The people we read about in our Holy Scriptures lived through times that were just as distressing, violent, and seemingly hopeless as our own. Those who witnessed the naming of John the Baptist lived, as Luke makes clear, in a tense sociopolitical situation where Jewish leaders were in constant negotiation with their Roman occupiers, who “encouraged” worship of the emperor. They valued and shared their stories just as we do, finding comfort in reminding one another of those who had come before them. Imagine their surprise when, instead of saying something familiar, Zechariah suddenly announced that his own child was called to be the first prophet of the promised savior – and that the arrival of that savior was imminent. How amazing that must have been. How unbelievable that must have been. How terrifying that must have been.
Psychologists tell us that it is uncommon but completely possible to experience opposing emotions at the exact same moment. The terror and heart-pumping thrill of the last big drop of a roller coaster. The despair of loss and simultaneous gratitude when a loved one passes from the pain of chronic illness into the peace of God. The almost unbearable pain of labor or the wait for adoption paperwork inextricably linked with the indescribable joy of becoming a parent. These are the powerfully mixed emotions that God’s faithful people must have experienced upon hearing that their promised Messiah had finally arrived.
These contradictory, exhausting, and exhilarating feelings are what it is to feel the presence and truth of God within us and to acknowledge our place in the story of the people of God. How can we know that such things exist, and not share our stories too? Yes, it is a risk. Ours has always been a hard world where it is dangerous to cry out on behalf of the vulnerable, and where it is hazardous to speak truth to power - but when we do these things, we experience tremendous blessing.
Advent is a season of preparation for Christmas -not cooking, buying, and wrapping – but of figuring out why we celebrate it – of what it means to believe that the fact that Jesus lived on this earth is important. So, when you’re out there getting ready for whatever your Christmas tradition is, ask yourself why you do it. What is your part in the story of God’s love for creation? Is it good? Is it hopeful? Is it worth telling?
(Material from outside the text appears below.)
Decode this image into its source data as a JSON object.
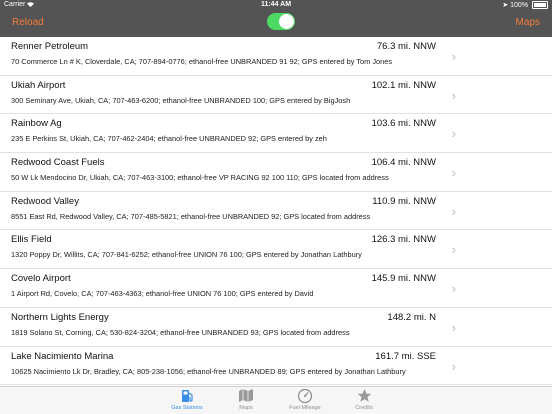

I think it is - and I want you to tell it. I want you to tell it so you can know what it is to be a prophet – so you can feel the thrill of God working through you as you cry out, as you prepare the way of the Lord. AMEN.